- [EXERCISE DETAILS] The answer must consist of every line below containing "Pendidikan".

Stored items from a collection
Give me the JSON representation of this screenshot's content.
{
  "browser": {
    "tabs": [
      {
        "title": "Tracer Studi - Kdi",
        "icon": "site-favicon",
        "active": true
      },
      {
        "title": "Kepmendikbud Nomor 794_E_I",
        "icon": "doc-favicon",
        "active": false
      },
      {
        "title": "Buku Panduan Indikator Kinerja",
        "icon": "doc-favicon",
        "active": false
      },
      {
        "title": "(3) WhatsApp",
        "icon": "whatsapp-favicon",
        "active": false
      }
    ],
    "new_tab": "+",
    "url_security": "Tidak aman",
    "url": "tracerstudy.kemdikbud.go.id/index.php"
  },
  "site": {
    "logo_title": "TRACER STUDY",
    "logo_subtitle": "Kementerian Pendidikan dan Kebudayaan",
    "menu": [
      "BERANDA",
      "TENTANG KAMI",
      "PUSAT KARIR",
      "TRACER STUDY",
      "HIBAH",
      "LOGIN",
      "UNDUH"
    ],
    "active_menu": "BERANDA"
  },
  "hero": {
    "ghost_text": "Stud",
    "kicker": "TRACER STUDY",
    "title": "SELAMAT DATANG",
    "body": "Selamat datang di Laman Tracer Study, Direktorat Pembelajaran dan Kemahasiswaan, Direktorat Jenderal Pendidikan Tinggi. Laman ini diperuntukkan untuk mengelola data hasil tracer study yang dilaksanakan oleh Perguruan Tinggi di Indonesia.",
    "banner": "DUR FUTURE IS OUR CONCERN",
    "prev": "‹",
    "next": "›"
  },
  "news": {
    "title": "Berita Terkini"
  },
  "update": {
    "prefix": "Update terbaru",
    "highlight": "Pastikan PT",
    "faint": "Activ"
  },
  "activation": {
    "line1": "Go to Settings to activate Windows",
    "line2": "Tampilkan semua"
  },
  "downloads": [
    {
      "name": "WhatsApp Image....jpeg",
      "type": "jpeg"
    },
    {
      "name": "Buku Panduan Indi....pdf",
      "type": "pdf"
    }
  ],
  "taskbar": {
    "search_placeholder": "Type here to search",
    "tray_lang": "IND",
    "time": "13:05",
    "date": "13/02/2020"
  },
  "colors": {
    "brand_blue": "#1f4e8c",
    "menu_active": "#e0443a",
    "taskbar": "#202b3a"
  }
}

- [FINAL ANSWER]
    "logo_subtitle": "Kementerian Pendidikan dan Kebudayaan",
    "body": "Selamat datang di Laman Tracer Study, Direktorat Pembelajaran dan Kemahasiswaan, Direktorat Jenderal Pendidikan Tinggi. Laman ini diperuntukkan untuk mengelola data hasil tracer study yang dilaksanakan oleh Perguruan Tinggi di Indonesia.",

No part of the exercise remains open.